About this exercise:
Copy all the records word for word, apart from any pictures.

Extracted entries:

=== Begin Enclosure ===

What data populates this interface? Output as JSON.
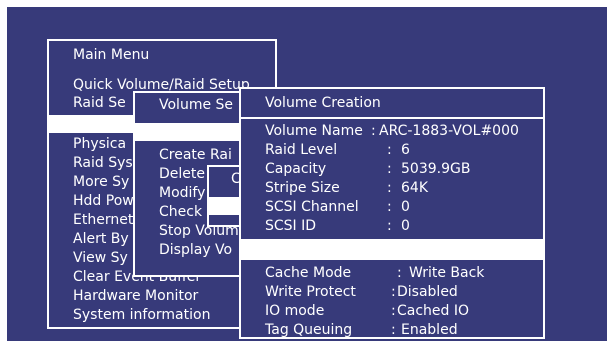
{
  "main_menu": {
    "title": "Main Menu",
    "items": [
      "Quick Volume/Raid Setup",
      "Raid Se",
      "",
      "Physica",
      "Raid Sys",
      "More Sy",
      "Hdd Pow",
      "Ethernet",
      "Alert By",
      "View Sy",
      "Clear Event Buffer",
      "Hardware Monitor",
      "System information"
    ]
  },
  "volume_set_menu": {
    "title": "Volume Se",
    "items": [
      "Create Rai",
      "Delete",
      "Modify",
      "Check",
      "Stop Volum",
      "Display Vo"
    ]
  },
  "small_box": {
    "label": "C"
  },
  "volume_creation": {
    "title": "Volume Creation",
    "fields": [
      {
        "key": "Volume Name",
        "sep": ":",
        "value": "ARC-1883-VOL#000"
      },
      {
        "key": "Raid Level",
        "sep": ":",
        "value": "6"
      },
      {
        "key": "Capacity",
        "sep": ":",
        "value": "5039.9GB"
      },
      {
        "key": "Stripe Size",
        "sep": ":",
        "value": "64K"
      },
      {
        "key": "SCSI  Channel",
        "sep": ":",
        "value": "0"
      },
      {
        "key": "SCSI  ID",
        "sep": ":",
        "value": "0"
      },
      {
        "key": "",
        "sep": "",
        "value": ""
      },
      {
        "key": "Cache Mode",
        "sep": ":",
        "value": "Write Back"
      },
      {
        "key": "Write Protect",
        "sep": ":",
        "value": "Disabled"
      },
      {
        "key": "IO mode",
        "sep": ":",
        "value": "Cached IO"
      },
      {
        "key": "Tag Queuing",
        "sep": ":",
        "value": "Enabled"
      }
    ]
  },
  "colors": {
    "background": "#373a7a",
    "foreground": "#ffffff",
    "highlight": "#ffffff"
  }
}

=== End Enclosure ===

Response to this exercise:
What data populates this interface? Output as JSON.
{
  "main_menu": {
    "title": "Main Menu",
    "items": [
      "Quick Volume/Raid Setup",
      "Raid Se",
      "",
      "Physica",
      "Raid Sys",
      "More Sy",
      "Hdd Pow",
      "Ethernet",
      "Alert By",
      "View Sy",
      "Clear Event Buffer",
      "Hardware Monitor",
      "System information"
    ]
  },
  "volume_set_menu": {
    "title": "Volume Se",
    "items": [
      "Create Rai",
      "Delete",
      "Modify",
      "Check",
      "Stop Volum",
      "Display Vo"
    ]
  },
  "small_box": {
    "label": "C"
  },
  "volume_creation": {
    "title": "Volume Creation",
    "fields": [
      {
        "key": "Volume Name",
        "sep": ":",
        "value": "ARC-1883-VOL#000"
      },
      {
        "key": "Raid Level",
        "sep": ":",
        "value": "6"
      },
      {
        "key": "Capacity",
        "sep": ":",
        "value": "5039.9GB"
      },
      {
        "key": "Stripe Size",
        "sep": ":",
        "value": "64K"
      },
      {
        "key": "SCSI  Channel",
        "sep": ":",
        "value": "0"
      },
      {
        "key": "SCSI  ID",
        "sep": ":",
        "value": "0"
      },
      {
        "key": "",
        "sep": "",
        "value": ""
      },
      {
        "key": "Cache Mode",
        "sep": ":",
        "value": "Write Back"
      },
      {
        "key": "Write Protect",
        "sep": ":",
        "value": "Disabled"
      },
      {
        "key": "IO mode",
        "sep": ":",
        "value": "Cached IO"
      },
      {
        "key": "Tag Queuing",
        "sep": ":",
        "value": "Enabled"
      }
    ]
  },
  "colors": {
    "background": "#373a7a",
    "foreground": "#ffffff",
    "highlight": "#ffffff"
  }
}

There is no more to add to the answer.